 case, a 21-year-old gay
student who was raped on 3 October 2015 by two men in a small town near Bizerte decided not to file a complaint. 
Activists who reported his case to

62 Pseudonym.  Amnesty International November 2015           Index: MDE 30/2814/2015

                                            ASSAULTED AND ACCUSED  41 Sexual and gender-based violence in Tunisia
 Amnesty International said that he was too scared of prosecution and of further rejection by his family. The man
 told a journalist why he

Gay men who report sexual assault usually conceal their sexual orientation to avoid police harassment. Chokri,64 
a 26-year-old gay man and salesman from Sfax, told Amnesty International:  Last year [2014], I was going out of a
 bar with a guy I did not
know very well. He had pepper spray on him and forced me to get in a taxi with him. I was very scared. In the tax
i, he kept touching me, and then asked the driver to stop to buy cigarettes. He got out of the car with my phone,
 and I begged the driver to
leave. I went to the police and accused him of theft and attempted indecent assault. The police took my statement
 and eventually caught him.
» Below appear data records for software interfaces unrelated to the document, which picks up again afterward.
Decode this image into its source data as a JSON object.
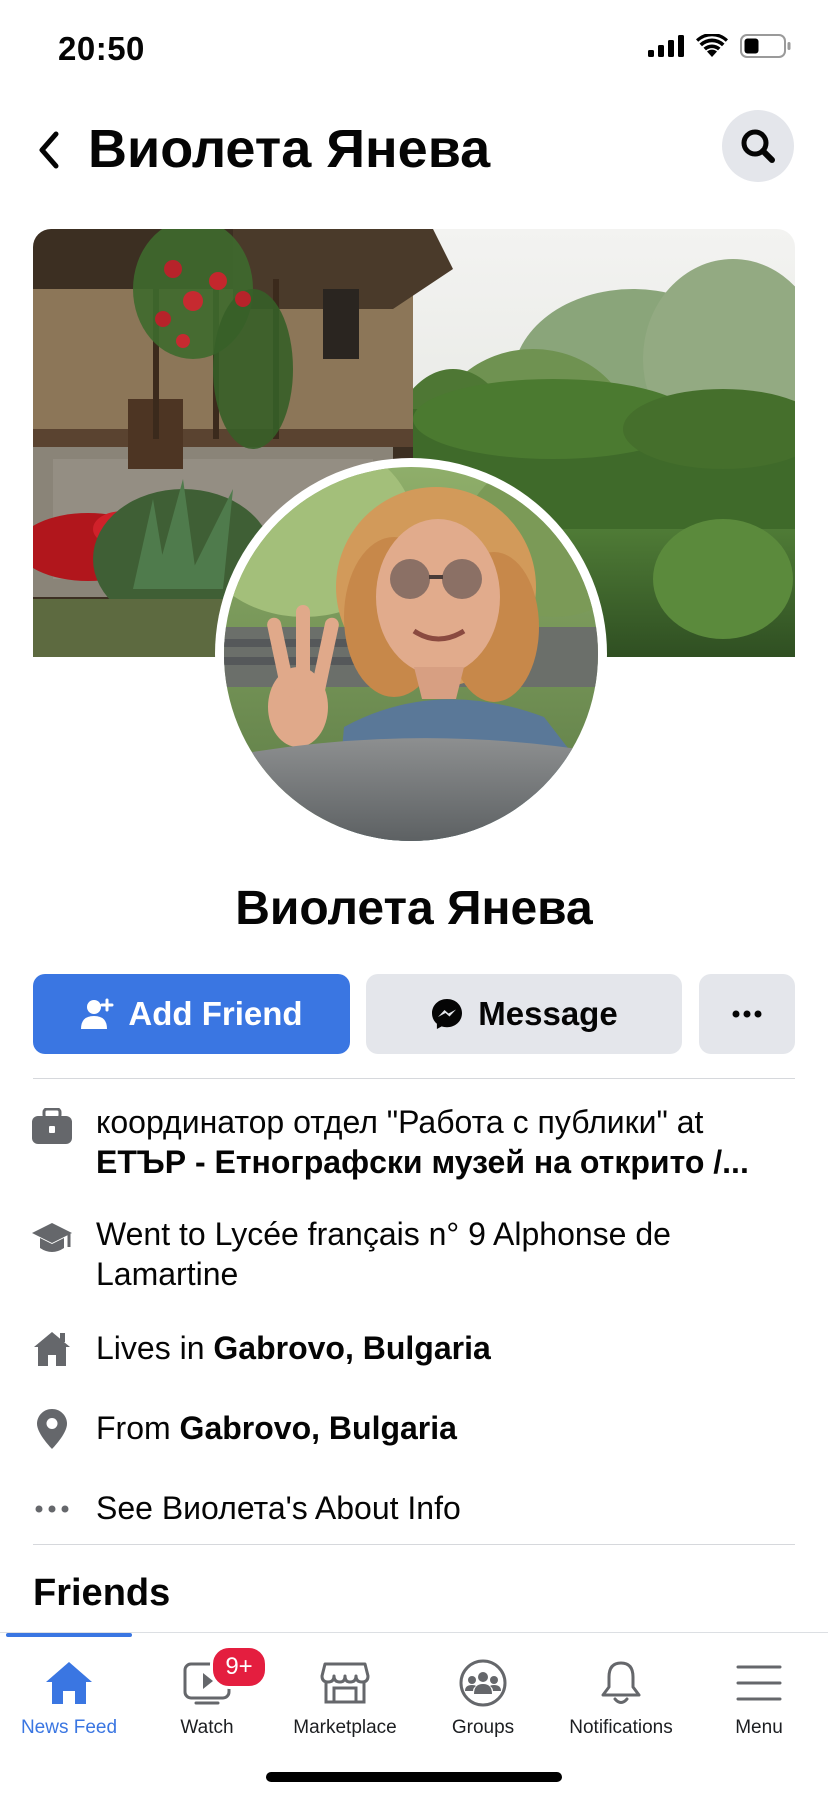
{
  "status_bar": {
    "time": "20:50"
  },
  "header": {
    "title": "Виолета Янева"
  },
  "profile": {
    "name": "Виолета Янева"
  },
  "actions": {
    "add_friend": "Add Friend",
    "message": "Message"
  },
  "intro": {
    "work_prefix": "координатор отдел \"Работа с публики\" at",
    "work_place": "ЕТЪР - Етнографски музей на открито /...",
    "education": "Went to Lycée français n° 9 Alphonse de Lamartine",
    "lives_prefix": "Lives in",
    "lives_place": "Gabrovo, Bulgaria",
    "from_prefix": "From",
    "from_place": "Gabrovo, Bulgaria",
    "see_about": "See Виолета's About Info"
  },
  "friends": {
    "heading": "Friends"
  },
  "tabs": [
    {
      "label": "News Feed",
      "icon": "home-icon",
      "active": true
    },
    {
      "label": "Watch",
      "icon": "watch-icon",
      "badge": "9+"
    },
    {
      "label": "Marketplace",
      "icon": "marketplace-icon"
    },
    {
      "label": "Groups",
      "icon": "groups-icon"
    },
    {
      "label": "Notifications",
      "icon": "bell-icon"
    },
    {
      "label": "Menu",
      "icon": "menu-icon"
    }
  ],
  "colors": {
    "accent": "#3a76e2",
    "badge": "#e41e3f",
    "button_gray": "#e4e6eb",
    "icon_gray": "#65676b"
  }
}
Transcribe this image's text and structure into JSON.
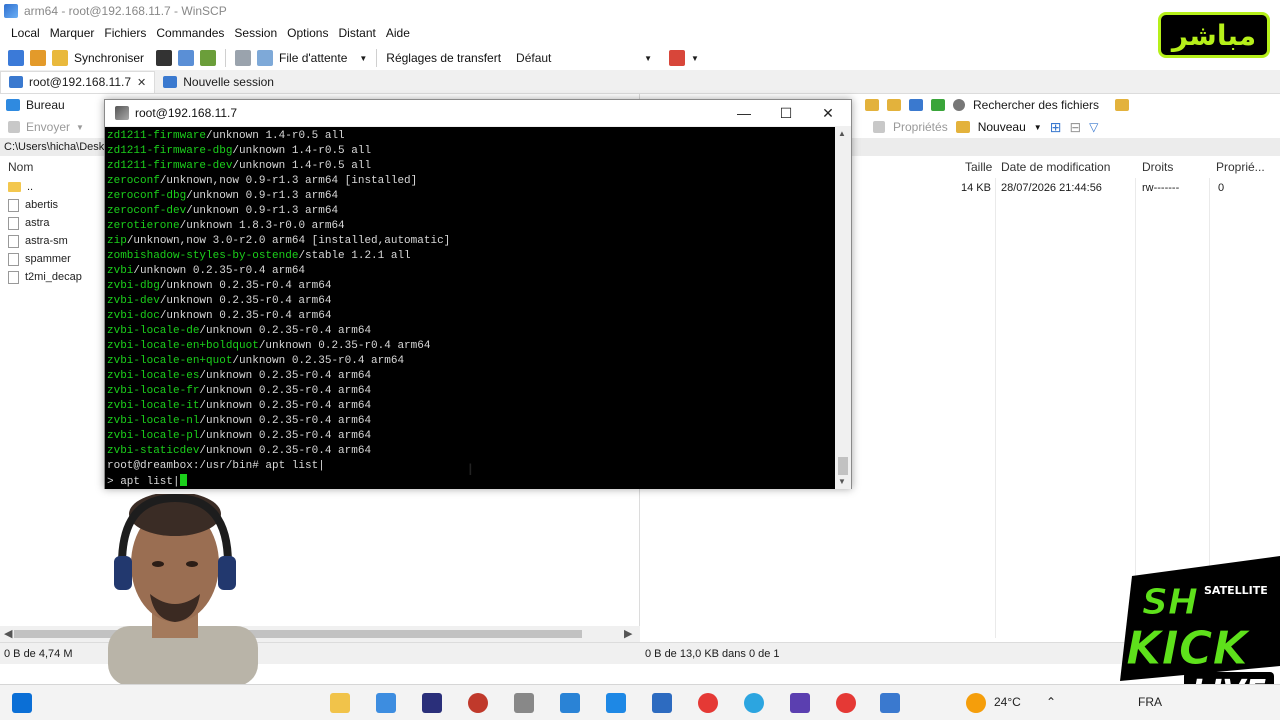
{
  "window": {
    "title": "arm64 - root@192.168.11.7 - WinSCP"
  },
  "menu": [
    "Local",
    "Marquer",
    "Fichiers",
    "Commandes",
    "Session",
    "Options",
    "Distant",
    "Aide"
  ],
  "toolbar": {
    "sync_label": "Synchroniser",
    "queue_label": "File d'attente",
    "transfer_label": "Réglages de transfert",
    "transfer_value": "Défaut"
  },
  "tabs": {
    "session": "root@192.168.11.7",
    "new_session": "Nouvelle session"
  },
  "left_panel": {
    "drive": "Bureau",
    "send_label": "Envoyer",
    "path": "C:\\Users\\hicha\\Desk",
    "col_name": "Nom",
    "items": [
      "..",
      "abertis",
      "astra",
      "astra-sm",
      "spammer",
      "t2mi_decap"
    ]
  },
  "right_panel": {
    "find_label": "Rechercher des fichiers",
    "props_label": "Propriétés",
    "new_label": "Nouveau",
    "cols": {
      "size": "Taille",
      "modified": "Date de modification",
      "rights": "Droits",
      "owner": "Proprié..."
    },
    "rows": [
      {
        "size": "14 KB",
        "modified": "28/07/2026 21:44:56",
        "rights": "rw-------",
        "owner": "0"
      }
    ]
  },
  "status": {
    "left": "0 B de 4,74 M",
    "right": "0 B de 13,0 KB dans 0 de 1"
  },
  "terminal": {
    "title": "root@192.168.11.7",
    "lines": [
      {
        "pkg": "zd1211-firmware",
        "rest": "/unknown 1.4-r0.5 all"
      },
      {
        "pkg": "zd1211-firmware-dbg",
        "rest": "/unknown 1.4-r0.5 all"
      },
      {
        "pkg": "zd1211-firmware-dev",
        "rest": "/unknown 1.4-r0.5 all"
      },
      {
        "pkg": "zeroconf",
        "rest": "/unknown,now 0.9-r1.3 arm64 [installed]"
      },
      {
        "pkg": "zeroconf-dbg",
        "rest": "/unknown 0.9-r1.3 arm64"
      },
      {
        "pkg": "zeroconf-dev",
        "rest": "/unknown 0.9-r1.3 arm64"
      },
      {
        "pkg": "zerotierone",
        "rest": "/unknown 1.8.3-r0.0 arm64"
      },
      {
        "pkg": "zip",
        "rest": "/unknown,now 3.0-r2.0 arm64 [installed,automatic]"
      },
      {
        "pkg": "zombishadow-styles-by-ostende",
        "rest": "/stable 1.2.1 all"
      },
      {
        "pkg": "zvbi",
        "rest": "/unknown 0.2.35-r0.4 arm64"
      },
      {
        "pkg": "zvbi-dbg",
        "rest": "/unknown 0.2.35-r0.4 arm64"
      },
      {
        "pkg": "zvbi-dev",
        "rest": "/unknown 0.2.35-r0.4 arm64"
      },
      {
        "pkg": "zvbi-doc",
        "rest": "/unknown 0.2.35-r0.4 arm64"
      },
      {
        "pkg": "zvbi-locale-de",
        "rest": "/unknown 0.2.35-r0.4 arm64"
      },
      {
        "pkg": "zvbi-locale-en+boldquot",
        "rest": "/unknown 0.2.35-r0.4 arm64"
      },
      {
        "pkg": "zvbi-locale-en+quot",
        "rest": "/unknown 0.2.35-r0.4 arm64"
      },
      {
        "pkg": "zvbi-locale-es",
        "rest": "/unknown 0.2.35-r0.4 arm64"
      },
      {
        "pkg": "zvbi-locale-fr",
        "rest": "/unknown 0.2.35-r0.4 arm64"
      },
      {
        "pkg": "zvbi-locale-it",
        "rest": "/unknown 0.2.35-r0.4 arm64"
      },
      {
        "pkg": "zvbi-locale-nl",
        "rest": "/unknown 0.2.35-r0.4 arm64"
      },
      {
        "pkg": "zvbi-locale-pl",
        "rest": "/unknown 0.2.35-r0.4 arm64"
      },
      {
        "pkg": "zvbi-staticdev",
        "rest": "/unknown 0.2.35-r0.4 arm64"
      }
    ],
    "prompt": "root@dreambox:/usr/bin# apt list|",
    "continuation": "> apt list|"
  },
  "taskbar": {
    "weather": "24°C",
    "lang": "FRA"
  },
  "overlays": {
    "channel_logo": "مباشر",
    "kick_brand": "SH SATELLITE KICK LIVE"
  },
  "colors": {
    "terminal_green": "#1bd01b",
    "logo_green": "#b6f01a"
  }
}
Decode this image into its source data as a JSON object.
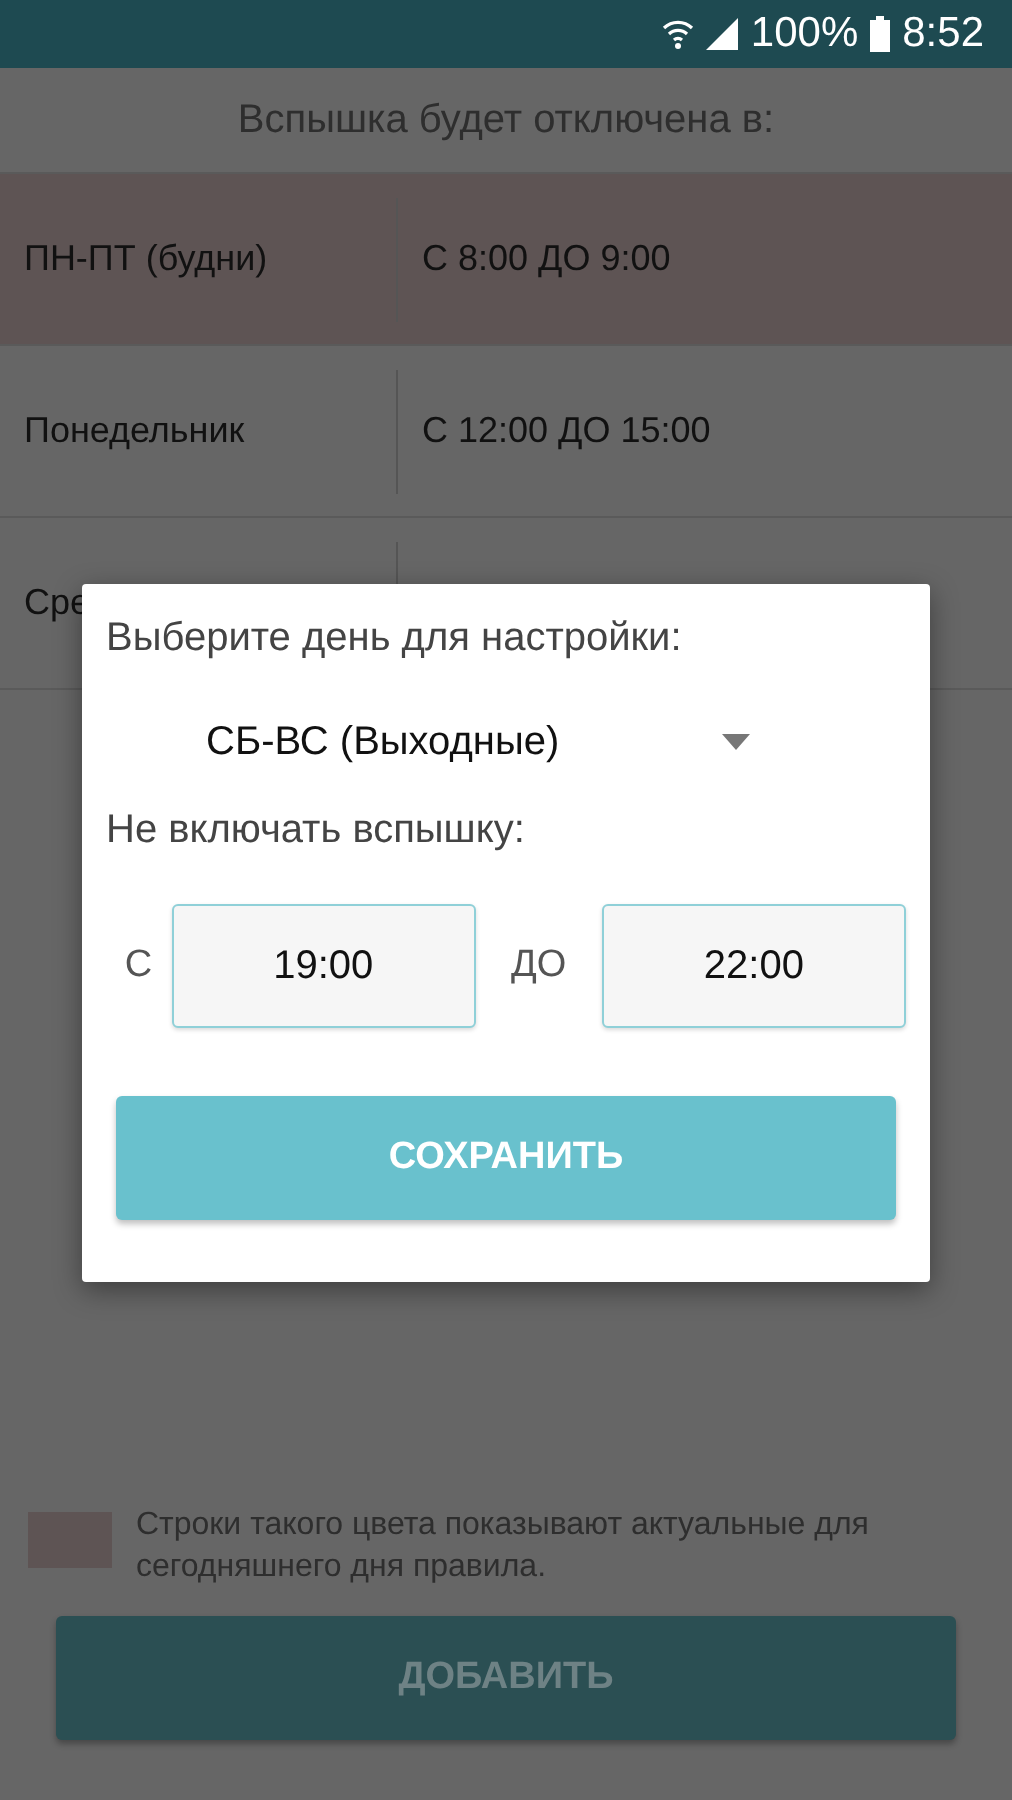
{
  "status_bar": {
    "battery": "100%",
    "time": "8:52"
  },
  "header": "Вспышка будет отключена в:",
  "rules": [
    {
      "day": "ПН-ПТ (будни)",
      "time": "С 8:00 ДО 9:00",
      "today": true
    },
    {
      "day": "Понедельник",
      "time": "С 12:00 ДО 15:00",
      "today": false
    },
    {
      "day": "Сре",
      "today": false
    }
  ],
  "legend": "Строки такого цвета показывают актуальные для сегодняшнего дня правила.",
  "add_button": "ДОБАВИТЬ",
  "dialog": {
    "title": "Выберите день для настройки:",
    "day": "СБ-ВС (Выходные)",
    "subtitle": "Не включать вспышку:",
    "from_label": "С",
    "from": "19:00",
    "to_label": "ДО",
    "to": "22:00",
    "save": "СОХРАНИТЬ"
  }
}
They did their job but harassed me at every stage of the investigation asking me why 
I dress the way I do. The
guy tried to accuse me in court of being gay but I denied it, saying that I had no problems being subjected to a 
forensic examination [anal test]. He was eventually sentenced to eight months in prison.  ABUSES BY POLICE The cr
iminalization of same-sex
relations also makes LGBTI people vulnerable to abuses by the police, who often exploit their fears and subject t
hem to blackmail, extortion and, at times, sexual abuse. Gay men are forced to pay bribes to escape arrest, even 
though the police have no
   that you are less of a human... Once I was with a 45-year-old man in a car. We were just chatting when the pol
ice came and started to interrogate us. We each had to pay 25 dinars [approximately US$13] so that they would let
 us go.
Some gay men told Amnesty International that police officers exploit their vulnerability in order to harass and s
exually abuse them. A 20-year-old student from Sfax described his experience:  Once, I was walking with a friend 
on the street in Sousse. I
was wearing very attractive clothes, a low-cut shirt and tight trousers. I was wearing make-up and had blow-dried
   I was doing with a man aged 30. I said that he was just a friend. They then asked me what was up with my eyes 
and called me pOKDQWPq [pfaggotq]. One of the police officer VQQMOGVQJKUECTCPFCUMGFOGVJGUCOGSWGUVKQPUe He started
 searching me,
and while he was doing it, he was touching me up. When his assistant left, the police officer asked me HQTO[PWODG
T*GTGKP6WPKUKCKH[QWoTGIC[ you live under police control.

63 See Nawaat, Moi, A.A. 21 ans, ViolÚ et culpabilisÚ, 17 October 2015, available at: http://nawaat.org/portail/2
015/10/17/moi-a-a-21-ans-viole-et-culpabilise/ 64 Pseudonym.      Index: MDE 30/2814/2015                 Amnesty
 International November

42 42   ASSAULTED AND ACCUSED   Sexual and gender-based violence in Tunisia

Given that homosexuality in Tunisia is generally considered shameful, many LGBTI people do not reveal their sexua
l orientation or gender identity to their families and communities, and live in fear of being exposed. This makes
 them more prone to threats
and blackmail. A gay man from Djerba told Amnesty International:  Once a police officer took my number and then k
ept calling me, harassing me and VJTGCVGPKPIOG*GYQWNFUC[p$Gcareful, I will tell your family.q*GYQWNFECNNOG
   every time he drank, and ask me to come over to his place wanting to sleep with me. In Sousse, I still face th
reats but not as much as in Djerba. The police always come and ask me for money or for my

 Activists demonstrating at the first gay pride march in Tunis, March 2015 (Photo: Mawjoudin, We Exist) CONSTRAIN
TS ON ACTIVISTS The criminalization of same-sex activity constrains the work of LGBTI activists, undermining thei
r efforts to prevent and
address violence against LGBTI people on account of their gender identity or sexual orientation. It also prevents
 the establishment of adequate support structures and undermiPGU.)$6+RGQRNGoUTKIJVVQJGCNVJRCTVKEWNCTN[KPVGTOUQH*
prevention.  Despite the positive reforms after the end of